As Missouri heads into a general election with a possible medical cannabis ballot measure and the prospect for further legislative reforms, it’s important for constituents to understand the stances of the contenders in the governor’s race, as this executive will be a key figure in implementation. It’s worthwhile then considering recent official actions by one contender, the Democratic nominee and current Attorney General Chris Koster.
This May, the Missouri Supreme Court heard the marijuana felony sentencing appeal of Natalie DePriest, who received a 15 year sentence for 20 marijuana plants. Natalie appealed on Eighth Amendment grounds, claiming that her sentence was cruel and unusual.
In response, Missouri Attorney General Chris Koster filed a brief parroting the Obama Administration’s stance that marijuana has no medical use:
“There is also substantial reason to question Ms. DePriest’s allegations about the risks associated with marijuana use. According to the Office of National Drug Control Policy (ONDCP), marijuana is classified as a Schedule I drug under federal law, “meaning it has a high potential for abuse and no currently accepted medical use in treatment in the United States.”

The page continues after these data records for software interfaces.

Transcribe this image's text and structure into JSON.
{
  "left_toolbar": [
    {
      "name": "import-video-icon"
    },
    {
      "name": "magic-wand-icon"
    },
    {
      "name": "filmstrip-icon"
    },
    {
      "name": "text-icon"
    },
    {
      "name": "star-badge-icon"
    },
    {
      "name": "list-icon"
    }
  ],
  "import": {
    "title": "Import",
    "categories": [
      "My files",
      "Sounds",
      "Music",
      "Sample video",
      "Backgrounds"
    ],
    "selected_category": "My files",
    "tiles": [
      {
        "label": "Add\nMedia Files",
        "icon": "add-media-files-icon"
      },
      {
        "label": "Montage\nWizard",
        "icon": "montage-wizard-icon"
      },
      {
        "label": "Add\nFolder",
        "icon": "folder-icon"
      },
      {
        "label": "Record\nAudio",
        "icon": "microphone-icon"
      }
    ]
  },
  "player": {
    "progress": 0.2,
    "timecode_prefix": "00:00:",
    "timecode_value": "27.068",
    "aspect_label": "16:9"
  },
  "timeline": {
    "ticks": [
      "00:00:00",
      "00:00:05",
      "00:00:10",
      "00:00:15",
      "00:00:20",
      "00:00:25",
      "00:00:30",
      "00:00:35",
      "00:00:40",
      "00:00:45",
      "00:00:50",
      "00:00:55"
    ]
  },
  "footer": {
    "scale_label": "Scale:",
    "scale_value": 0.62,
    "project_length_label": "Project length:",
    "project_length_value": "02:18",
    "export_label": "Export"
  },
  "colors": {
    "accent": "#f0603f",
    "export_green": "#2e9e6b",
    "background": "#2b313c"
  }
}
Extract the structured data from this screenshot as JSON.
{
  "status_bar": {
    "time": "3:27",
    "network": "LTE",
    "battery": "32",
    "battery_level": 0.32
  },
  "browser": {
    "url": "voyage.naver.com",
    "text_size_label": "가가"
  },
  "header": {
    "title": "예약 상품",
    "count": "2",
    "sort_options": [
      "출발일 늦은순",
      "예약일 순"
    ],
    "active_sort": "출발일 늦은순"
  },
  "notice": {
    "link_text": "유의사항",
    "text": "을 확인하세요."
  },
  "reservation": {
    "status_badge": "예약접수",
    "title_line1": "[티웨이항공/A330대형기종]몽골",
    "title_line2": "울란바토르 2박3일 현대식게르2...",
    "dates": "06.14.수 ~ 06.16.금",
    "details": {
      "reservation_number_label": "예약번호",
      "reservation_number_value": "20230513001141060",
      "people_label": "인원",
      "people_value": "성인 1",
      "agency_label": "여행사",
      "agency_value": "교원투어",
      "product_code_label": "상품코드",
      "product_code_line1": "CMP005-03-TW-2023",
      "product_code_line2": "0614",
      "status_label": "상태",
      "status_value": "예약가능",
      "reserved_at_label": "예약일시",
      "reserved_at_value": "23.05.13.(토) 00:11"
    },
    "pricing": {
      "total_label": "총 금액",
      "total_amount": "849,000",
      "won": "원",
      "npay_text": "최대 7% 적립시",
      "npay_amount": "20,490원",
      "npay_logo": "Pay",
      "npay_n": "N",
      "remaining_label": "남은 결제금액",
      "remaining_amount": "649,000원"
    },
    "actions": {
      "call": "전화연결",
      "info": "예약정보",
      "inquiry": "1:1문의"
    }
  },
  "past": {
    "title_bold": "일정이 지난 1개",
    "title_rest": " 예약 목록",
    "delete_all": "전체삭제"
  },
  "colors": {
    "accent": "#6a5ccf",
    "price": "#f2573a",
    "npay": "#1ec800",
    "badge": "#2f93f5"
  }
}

If Chris Koster is elected governor of Missouri, we’ll be electing someone who is openly hostile to our cause. Moreover, if Koster has to implement a medical cannabis program in this state, it appears clear that he’ll favor his political cronies — groups like Noah’s Arc Foundation, which is one of the two licensees producing marijuana for cannabidiol (CBD) oil in Missouri under a 2014 law.
In fact, the lobbyist representing Noah’s Arc is Koster campaign surrogate Jane Dueker, an attorney in St. Louis. Dueker also represents Laclede Cab (who is lobbying hard to quash Uber in St. Louis) and MO State Rep. Penny Hubbard (D-78), who is currently embroiled in an investigation over absentee voter fraud in her recent election. Dueker has also represented Automatic Traffic Solutions, the company that brought red light cameras to Missouri traffic enforcement.
Last month, General Koster announced he was suing vendors selling legal imported hemp-derived CBD products — ostensibly at the behest of Noah’s Arc and Jane Dueker, who with no evidence claimed that these vendors were “snake oil salesmen” selling “fake” product (disclosure: I’ve raised money for an electoral campaign from at least one such vendor, the CBD Store in Kansas City, that received a cease and desist letter from Koster; they only dispense lab tested products that I’m aware of).
In other words, Koster’s campaign surrogate Jane Dueker is someone who has made a career working for people who are looking to protect their oligopolistic cartels — whether at the ballot box or in the market. If Koster is our next governor, I have no doubt he will implement a law in as limited a fashion as possible, with access limited to people looking to extract oligopoly profits from Missourians suffering from a variety of cannabinoid-treatable conditions.